The fat content (and therefore calories) is kept to a feasible minimum through the use of skimmed-milk mozzarella, and the products’ weight management credentials are further enhanced by a low glycaemic index score. Gluten-free versions are also available.
Naked Pizza is an interesting example of a product that is positioned as staunchly ‘natural’, as implied by the term “naked” in the brand name, while promoting a number of functional qualities, including digestive and bone health.
In its literature, the company puts great emphasis on the 100% naturalness of its product, but it is unlikely that consumers would expect to find ingredients like ‘exotic’ grains, such as amaranth and teff, never mind a probiotics product like inulin, in a pizza. This indicates that the concept of ‘natural’ is starting to embrace all manner of healthy ingredients, rather than remaining constrained to a more ‘purist’ interpretation.
For a slightly more mainstream HW pizza option, Kellogg announced in December 2013 that it had introduced a new line of single-serve vegetarian pizzas under its Kashi brand name. Kashi is the US’s 17th-ranked health and wellness brand (2012), and its products are particularly prominent in breakfast cereals, cookies, crackers and snack bars, but it also offers healthy frozen entrees such as pasta and risotto dishes. Hence, the brand’s recent foray into frozen pizza is not such a long shot at all.
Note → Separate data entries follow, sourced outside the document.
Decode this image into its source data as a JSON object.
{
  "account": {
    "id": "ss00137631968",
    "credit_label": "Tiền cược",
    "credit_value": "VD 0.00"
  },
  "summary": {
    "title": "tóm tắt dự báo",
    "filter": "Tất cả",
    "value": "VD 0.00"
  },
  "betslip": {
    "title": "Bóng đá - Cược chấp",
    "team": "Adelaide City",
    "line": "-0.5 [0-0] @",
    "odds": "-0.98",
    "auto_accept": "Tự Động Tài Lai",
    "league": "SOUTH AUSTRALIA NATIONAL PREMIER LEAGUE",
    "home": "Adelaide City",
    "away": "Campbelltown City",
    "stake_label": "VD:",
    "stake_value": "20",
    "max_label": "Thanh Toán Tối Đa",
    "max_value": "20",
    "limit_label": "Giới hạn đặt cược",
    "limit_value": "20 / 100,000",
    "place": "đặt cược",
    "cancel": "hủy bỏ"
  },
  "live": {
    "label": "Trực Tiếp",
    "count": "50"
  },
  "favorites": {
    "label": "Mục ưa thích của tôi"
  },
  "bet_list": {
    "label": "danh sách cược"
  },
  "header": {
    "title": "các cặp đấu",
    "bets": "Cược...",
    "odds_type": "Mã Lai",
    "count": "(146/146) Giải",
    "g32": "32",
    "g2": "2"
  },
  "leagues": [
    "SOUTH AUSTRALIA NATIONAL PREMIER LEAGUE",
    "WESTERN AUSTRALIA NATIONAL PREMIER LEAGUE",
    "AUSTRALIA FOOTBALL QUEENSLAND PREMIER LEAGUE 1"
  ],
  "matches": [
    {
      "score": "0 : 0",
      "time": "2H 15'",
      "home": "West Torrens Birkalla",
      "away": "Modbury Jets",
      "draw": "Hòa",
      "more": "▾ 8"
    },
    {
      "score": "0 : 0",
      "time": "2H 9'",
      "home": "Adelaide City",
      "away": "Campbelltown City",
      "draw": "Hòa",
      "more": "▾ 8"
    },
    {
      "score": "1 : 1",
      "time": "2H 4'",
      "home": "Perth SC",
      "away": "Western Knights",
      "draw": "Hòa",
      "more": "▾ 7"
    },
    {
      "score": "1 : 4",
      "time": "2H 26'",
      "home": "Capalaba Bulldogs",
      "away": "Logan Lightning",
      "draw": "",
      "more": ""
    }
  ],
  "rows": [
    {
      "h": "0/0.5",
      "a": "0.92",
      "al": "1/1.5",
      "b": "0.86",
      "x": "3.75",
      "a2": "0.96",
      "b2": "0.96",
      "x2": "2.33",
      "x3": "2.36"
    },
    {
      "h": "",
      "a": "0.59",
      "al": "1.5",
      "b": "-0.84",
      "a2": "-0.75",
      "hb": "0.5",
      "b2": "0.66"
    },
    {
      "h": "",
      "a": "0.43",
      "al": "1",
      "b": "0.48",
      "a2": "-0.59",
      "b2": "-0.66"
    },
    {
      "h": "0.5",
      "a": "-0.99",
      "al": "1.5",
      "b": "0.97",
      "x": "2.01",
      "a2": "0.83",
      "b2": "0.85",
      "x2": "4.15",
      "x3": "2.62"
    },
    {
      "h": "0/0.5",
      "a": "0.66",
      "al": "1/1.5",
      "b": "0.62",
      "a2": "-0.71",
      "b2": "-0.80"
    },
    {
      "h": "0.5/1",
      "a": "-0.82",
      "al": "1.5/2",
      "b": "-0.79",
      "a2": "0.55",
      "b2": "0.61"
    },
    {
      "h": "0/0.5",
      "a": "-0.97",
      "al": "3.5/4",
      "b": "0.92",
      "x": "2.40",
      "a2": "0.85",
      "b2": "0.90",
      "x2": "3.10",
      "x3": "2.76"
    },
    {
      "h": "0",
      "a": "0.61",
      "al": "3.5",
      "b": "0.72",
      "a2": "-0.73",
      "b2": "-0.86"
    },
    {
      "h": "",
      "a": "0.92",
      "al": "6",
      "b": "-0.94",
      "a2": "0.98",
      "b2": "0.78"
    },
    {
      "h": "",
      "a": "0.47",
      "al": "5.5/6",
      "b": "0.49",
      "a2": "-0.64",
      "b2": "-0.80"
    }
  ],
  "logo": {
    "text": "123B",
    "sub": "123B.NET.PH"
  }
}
Kellogg is homing in on the thus far still underexploited niche with its two varieties of Kashi pizza: Greek Tzatziki; and Indian Tikka Masala. The products are made from seven whole grains, with added flax and sesame seeds and plenty of vegetables, including spinach and aubergine.
Health and wellness-positioned pizzas are not only here to stay, but they are destined for a long-term growth trajectory. HW pizzas have global appeal as a convenience food, and one that is easy enough to “healthify”. Its unrivalled popularity with young consumers is also going to be a driving factor behind company’s new product development efforts, particularly with ever more regulations encroaching on the school cafeteria environment in terms of the nutritional composition of the food on offer.
Another anticipated development is an increasing number of brand extensions, ie healthy pizza launches by organic and natural players not previously involved in the pizza category.
Over the 2008-2013 review period, the most dynamic growth markets for HW ready meals were Argentina, Mexico, Finland, Poland, Norway, Switzerland, Italy and Australia. These are all markets where pizza is highly popular and where a proliferation of health and wellness-positioned pizzas is expected over the forecast period.